== EXERCISE BRIEF ==
Filter the records for lines holding the string "description".

== Records from a data collection ==
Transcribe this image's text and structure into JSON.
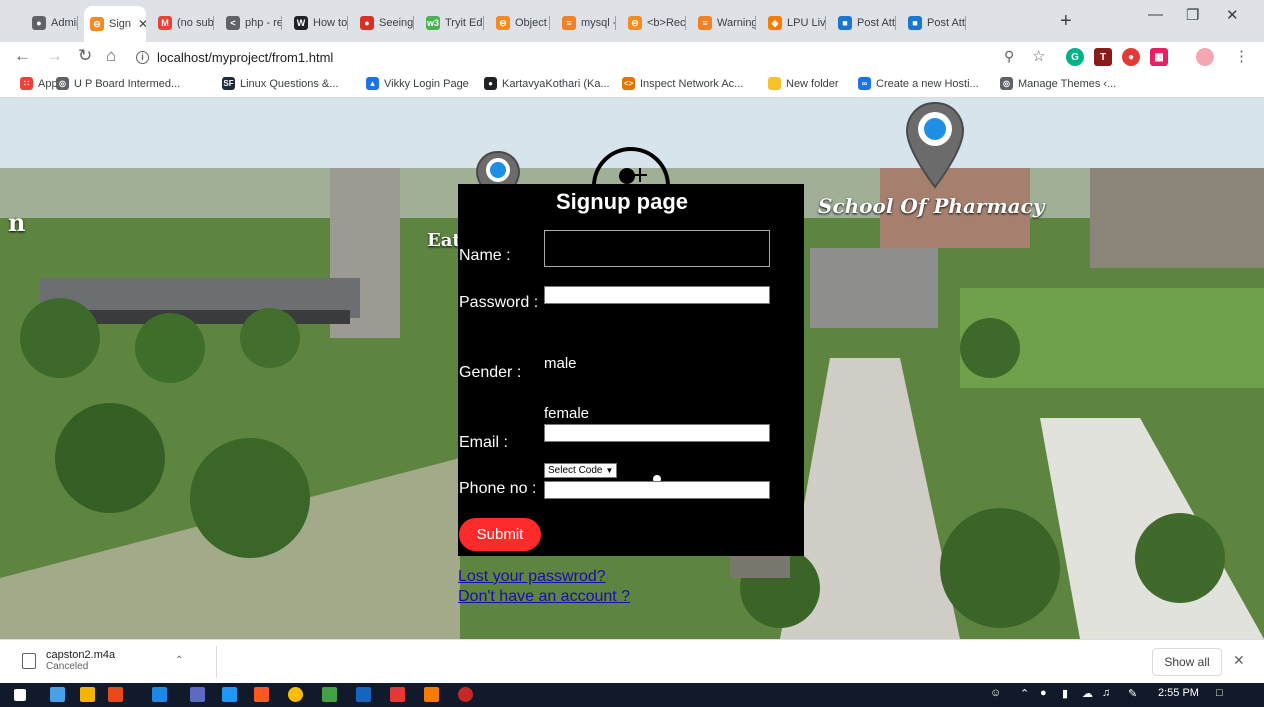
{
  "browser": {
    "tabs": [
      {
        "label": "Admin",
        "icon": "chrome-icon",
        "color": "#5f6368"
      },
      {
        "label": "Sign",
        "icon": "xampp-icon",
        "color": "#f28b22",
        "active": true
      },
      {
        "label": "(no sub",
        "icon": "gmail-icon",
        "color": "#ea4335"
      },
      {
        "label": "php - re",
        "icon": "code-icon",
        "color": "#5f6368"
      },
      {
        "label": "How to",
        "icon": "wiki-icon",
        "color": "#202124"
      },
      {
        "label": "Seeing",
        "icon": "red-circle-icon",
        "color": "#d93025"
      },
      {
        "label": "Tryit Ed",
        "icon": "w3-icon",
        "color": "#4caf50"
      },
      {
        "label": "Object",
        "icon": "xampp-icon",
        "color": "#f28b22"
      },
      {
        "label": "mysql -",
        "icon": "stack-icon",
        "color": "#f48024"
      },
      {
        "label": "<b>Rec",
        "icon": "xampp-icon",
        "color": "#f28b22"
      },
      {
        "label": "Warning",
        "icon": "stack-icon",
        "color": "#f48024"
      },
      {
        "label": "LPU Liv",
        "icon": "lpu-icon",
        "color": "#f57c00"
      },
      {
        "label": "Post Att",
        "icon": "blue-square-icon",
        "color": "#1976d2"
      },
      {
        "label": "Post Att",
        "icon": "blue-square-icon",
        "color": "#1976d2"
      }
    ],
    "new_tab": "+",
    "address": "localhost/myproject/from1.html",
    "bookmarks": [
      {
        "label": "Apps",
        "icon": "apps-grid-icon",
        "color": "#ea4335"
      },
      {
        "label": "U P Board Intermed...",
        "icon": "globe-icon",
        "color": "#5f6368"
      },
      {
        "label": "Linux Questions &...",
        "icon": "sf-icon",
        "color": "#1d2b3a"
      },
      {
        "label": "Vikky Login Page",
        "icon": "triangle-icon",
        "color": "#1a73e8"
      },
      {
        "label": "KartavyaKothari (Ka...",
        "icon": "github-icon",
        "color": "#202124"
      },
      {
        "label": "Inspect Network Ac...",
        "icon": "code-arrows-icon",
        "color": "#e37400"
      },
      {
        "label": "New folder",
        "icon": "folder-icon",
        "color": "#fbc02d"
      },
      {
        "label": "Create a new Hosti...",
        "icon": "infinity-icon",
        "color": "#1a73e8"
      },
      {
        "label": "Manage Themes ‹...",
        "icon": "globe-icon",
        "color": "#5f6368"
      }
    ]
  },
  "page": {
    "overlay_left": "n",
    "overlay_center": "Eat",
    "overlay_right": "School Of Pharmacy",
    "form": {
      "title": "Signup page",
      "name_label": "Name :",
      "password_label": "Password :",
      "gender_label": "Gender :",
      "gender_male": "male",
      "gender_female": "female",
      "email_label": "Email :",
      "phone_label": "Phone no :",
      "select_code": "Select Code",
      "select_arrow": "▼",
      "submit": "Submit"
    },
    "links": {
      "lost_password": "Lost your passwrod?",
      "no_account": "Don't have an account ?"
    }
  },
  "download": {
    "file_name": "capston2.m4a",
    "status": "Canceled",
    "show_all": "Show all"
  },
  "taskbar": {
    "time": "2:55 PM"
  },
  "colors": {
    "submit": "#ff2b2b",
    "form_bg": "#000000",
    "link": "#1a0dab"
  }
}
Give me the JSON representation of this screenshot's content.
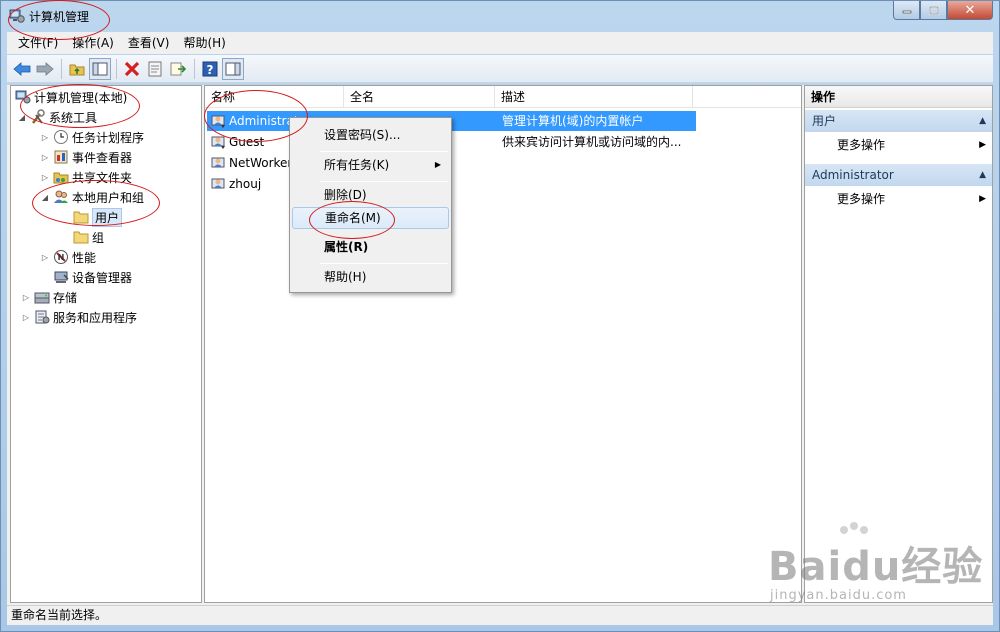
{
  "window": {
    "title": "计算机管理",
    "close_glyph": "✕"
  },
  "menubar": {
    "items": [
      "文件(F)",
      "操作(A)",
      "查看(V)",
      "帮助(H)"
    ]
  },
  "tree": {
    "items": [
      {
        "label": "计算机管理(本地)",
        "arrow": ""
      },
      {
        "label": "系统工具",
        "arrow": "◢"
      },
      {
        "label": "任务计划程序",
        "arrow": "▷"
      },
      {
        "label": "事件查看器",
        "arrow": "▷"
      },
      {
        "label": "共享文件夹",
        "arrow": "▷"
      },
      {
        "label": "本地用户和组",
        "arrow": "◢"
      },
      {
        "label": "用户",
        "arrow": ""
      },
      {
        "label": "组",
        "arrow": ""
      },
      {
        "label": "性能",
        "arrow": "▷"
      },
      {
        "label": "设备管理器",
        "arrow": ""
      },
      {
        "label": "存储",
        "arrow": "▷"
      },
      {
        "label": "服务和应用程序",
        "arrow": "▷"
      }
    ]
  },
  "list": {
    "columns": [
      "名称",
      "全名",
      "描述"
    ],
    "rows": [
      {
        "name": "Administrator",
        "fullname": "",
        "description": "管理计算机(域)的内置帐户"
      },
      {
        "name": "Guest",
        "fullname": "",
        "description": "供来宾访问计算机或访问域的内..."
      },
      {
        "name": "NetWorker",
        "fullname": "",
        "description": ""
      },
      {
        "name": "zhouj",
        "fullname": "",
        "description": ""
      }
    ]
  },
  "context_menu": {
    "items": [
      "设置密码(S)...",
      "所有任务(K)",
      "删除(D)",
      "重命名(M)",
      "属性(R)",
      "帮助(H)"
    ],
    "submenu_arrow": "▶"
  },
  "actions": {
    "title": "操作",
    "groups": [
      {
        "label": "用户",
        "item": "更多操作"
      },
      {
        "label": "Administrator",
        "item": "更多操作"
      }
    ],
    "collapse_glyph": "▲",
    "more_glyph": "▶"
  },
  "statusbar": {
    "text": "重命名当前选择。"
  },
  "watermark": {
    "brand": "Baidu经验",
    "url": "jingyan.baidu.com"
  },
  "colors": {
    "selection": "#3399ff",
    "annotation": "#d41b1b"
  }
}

== ANSWER TO THIS TASK ==
        "description": "管理计算机(域)的内置帐户"
        "description": "供来宾访问计算机或访问域的内..."
        "description": ""
        "description": ""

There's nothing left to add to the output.